Sept 03, 2020
The Coalition on the Right to Information, Ghana (RTI Coalition) is troubled and disappointed with the kind of responses received by institutions and individuals seeking information from some public institutions under the RTI Act. While some public institutions are denying access, citing excuses such as the non-existence of basic structures to aid release of information; many other public institutions are completely ignoring requests made to them for information including some very basic public information. These developments are very worrying.

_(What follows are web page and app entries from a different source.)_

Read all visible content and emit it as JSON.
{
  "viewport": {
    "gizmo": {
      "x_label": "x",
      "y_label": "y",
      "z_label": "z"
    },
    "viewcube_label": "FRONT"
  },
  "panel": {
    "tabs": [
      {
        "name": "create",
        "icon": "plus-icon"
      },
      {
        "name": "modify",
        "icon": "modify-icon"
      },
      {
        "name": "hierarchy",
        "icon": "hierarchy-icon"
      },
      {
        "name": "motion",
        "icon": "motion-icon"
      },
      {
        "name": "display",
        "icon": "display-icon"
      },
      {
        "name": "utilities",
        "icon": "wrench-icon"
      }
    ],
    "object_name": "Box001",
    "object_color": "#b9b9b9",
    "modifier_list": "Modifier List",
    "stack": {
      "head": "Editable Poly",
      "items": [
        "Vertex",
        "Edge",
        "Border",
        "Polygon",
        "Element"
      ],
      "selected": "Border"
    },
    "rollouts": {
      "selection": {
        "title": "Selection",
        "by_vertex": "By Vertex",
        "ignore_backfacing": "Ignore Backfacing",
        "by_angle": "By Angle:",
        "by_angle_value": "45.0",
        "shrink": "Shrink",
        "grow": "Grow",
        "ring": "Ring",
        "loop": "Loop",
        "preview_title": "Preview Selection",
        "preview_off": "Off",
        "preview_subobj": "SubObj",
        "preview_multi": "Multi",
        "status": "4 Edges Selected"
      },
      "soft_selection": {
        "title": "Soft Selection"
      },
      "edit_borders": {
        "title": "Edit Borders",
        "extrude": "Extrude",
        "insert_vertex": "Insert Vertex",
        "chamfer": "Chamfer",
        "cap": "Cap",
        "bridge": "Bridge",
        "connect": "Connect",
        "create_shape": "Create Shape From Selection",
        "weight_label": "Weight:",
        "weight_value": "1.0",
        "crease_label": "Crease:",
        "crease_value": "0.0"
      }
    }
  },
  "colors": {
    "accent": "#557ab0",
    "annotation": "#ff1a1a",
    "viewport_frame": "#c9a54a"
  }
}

A recent example of such worrying trend is the demand by the National Communication Authority (NCA) to the Media Foundation for West Africa (MFWA) to pay the unreasonable/outrageous fee of Two Thousand Cedis (GHS 2,000.00) to access some public information which is supposed to be proactively disclosed by the NCA without prompting per provisions of the RTI Act. Equally troubling has been the response of the Electoral Commission, upon request by a Member of Parliament (MP) for information on the acquisition of the Commission’s Biometric Voter Management System (BVMS). The Commission turned down the request by indicating that it could not honor the said request because Parliament was yet to fix the fees one had to pay in order to request for information under the RTI Act. It took the High Court to order the Electoral Commission to provide the information requested for, but at quite an exorbitant fee of One Thousand and Five Hundred Cedis (GHS 1,500.00).

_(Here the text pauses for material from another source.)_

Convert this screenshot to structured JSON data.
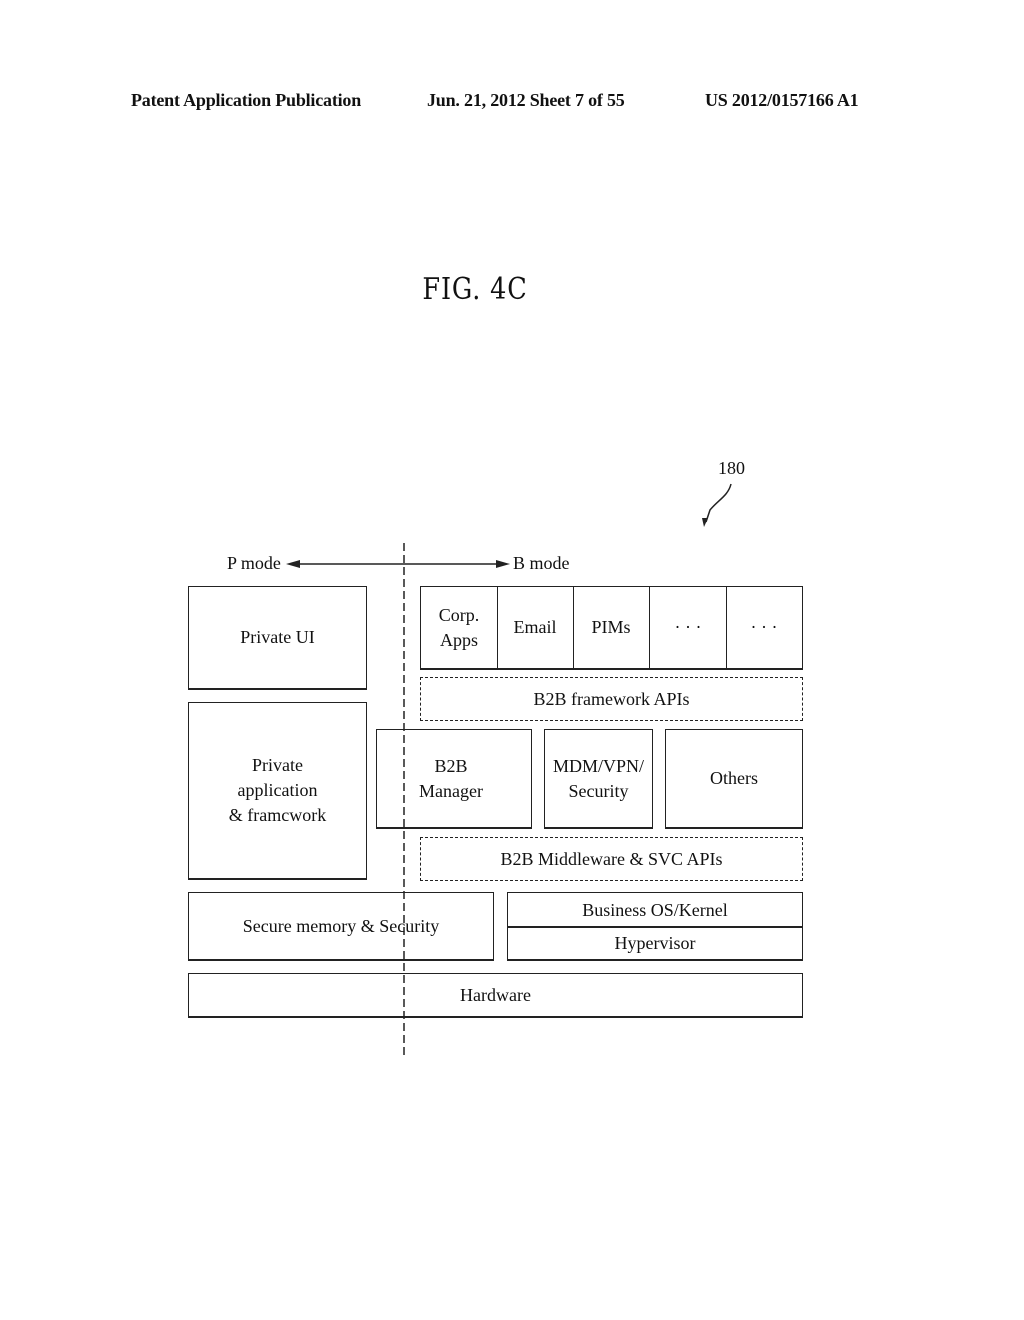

Exercising a fundamental human right such as the Right to Information should not be costly; otherwise it is no more a right. It is important for public institutions to bear in mind that, public information is already paid for by taxpayers and therefore charging requesters to search for public information is tantamount to double charging. This is why section 23(3) (d) of the RTI Act provides that “Where the Information Officer decides to give access; the notice shall state the prescribed fee for the REPRODUCTION of information”. The Act goes ahead to provide under section 75(2) (c) that “Despite subsection (1), a fee or charge shall not be payable for the REPRODUCTION of information which is in the public interest”. Furthermore, it is implied by the text of Section 75 (2), (3), (4) and (5) that the fees to be charged are the reasonable costs of reproduction of the information requested for and not the time spent in reviewing the request or preparing/searching for the information. All public institutions, without exception, are to comply with the provisions of the RTI law, including the provisions in respect of fees.
The RTI Coalition has noted with interest, the public declaration by the supervisory Ministry of the Act, the Ministry of Information to investigate the NCA’s response to the MFWA. We will, however, want to emphasize that these kinds of responses from public institutions such as the NCA, only send wrong signals to the public and suggest that the RTI Act is rather making it more difficult to obtain information instead of facilitating easy access to information, hence discouraging its use.

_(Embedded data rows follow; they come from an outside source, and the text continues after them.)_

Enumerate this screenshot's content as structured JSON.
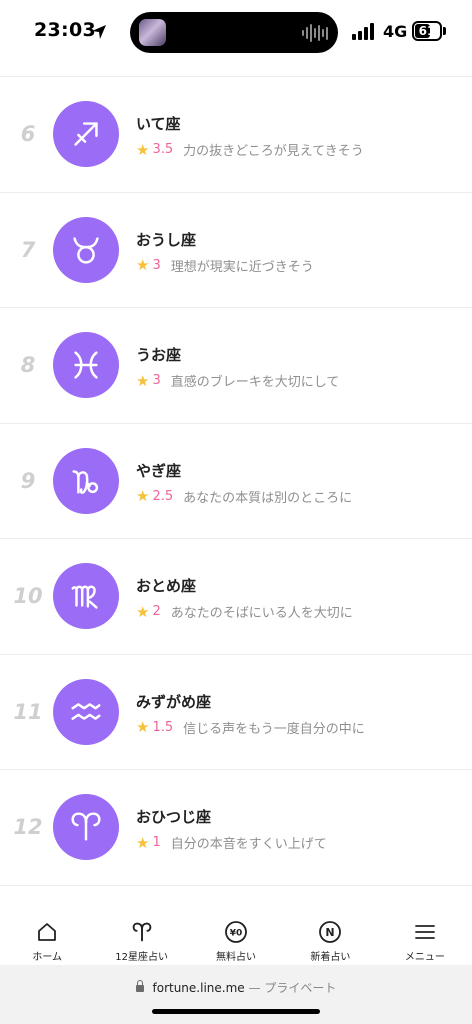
{
  "status_bar": {
    "time": "23:03",
    "network": "4G",
    "battery": "61",
    "battery_level": 0.61
  },
  "ranking": [
    {
      "rank": "6",
      "name": "いて座",
      "icon": "sagittarius-icon",
      "star": "★",
      "score": "3.5",
      "message": "力の抜きどころが見えてきそう"
    },
    {
      "rank": "7",
      "name": "おうし座",
      "icon": "taurus-icon",
      "star": "★",
      "score": "3",
      "message": "理想が現実に近づきそう"
    },
    {
      "rank": "8",
      "name": "うお座",
      "icon": "pisces-icon",
      "star": "★",
      "score": "3",
      "message": "直感のブレーキを大切にして"
    },
    {
      "rank": "9",
      "name": "やぎ座",
      "icon": "capricorn-icon",
      "star": "★",
      "score": "2.5",
      "message": "あなたの本質は別のところに"
    },
    {
      "rank": "10",
      "name": "おとめ座",
      "icon": "virgo-icon",
      "star": "★",
      "score": "2",
      "message": "あなたのそばにいる人を大切に"
    },
    {
      "rank": "11",
      "name": "みずがめ座",
      "icon": "aquarius-icon",
      "star": "★",
      "score": "1.5",
      "message": "信じる声をもう一度自分の中に"
    },
    {
      "rank": "12",
      "name": "おひつじ座",
      "icon": "aries-icon",
      "star": "★",
      "score": "1",
      "message": "自分の本音をすくい上げて"
    }
  ],
  "tab_bar": [
    {
      "label": "ホーム",
      "icon": "home-icon"
    },
    {
      "label": "12星座占い",
      "icon": "aries-icon"
    },
    {
      "label": "無料占い",
      "icon": "yen-coin-icon",
      "glyph": "¥0"
    },
    {
      "label": "新着占い",
      "icon": "new-badge-icon",
      "glyph": "N"
    },
    {
      "label": "メニュー",
      "icon": "menu-icon"
    }
  ],
  "url_bar": {
    "domain": "fortune.line.me",
    "separator": "—",
    "mode": "プライベート"
  },
  "colors": {
    "accent": "#9b6cf5",
    "score": "#f0649a",
    "star": "#f6c23b",
    "message": "#8f8f8f",
    "rank": "#cfcfcf"
  }
}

The RTI Coalition condemns these developments and calls on Government to take immediate practical steps to prevent such acts from happening again. The present situation directly contradicts the Ministry of Information’s assertion that it has equipped public institutions with training on the importance and application of the RTI Act. Additionally, these actions/inactions by public institutions emphasize the need for Government to work with stakeholders including the Coalition to implement the revised RTI implementation roadmap to facilitate the effective implementation of the RTI Act which is being touted by Government as a major tool to curb corruption and promote good governance in Ghana’s burgeoning democracy.
Issued by the Coalition on the Right to Information, Ghana
Contact the Coalition’s Secretariat (Commonwealth Human Rights Initiative, Africa Office) through Esther Ahulu on 0266862395 or 0244947606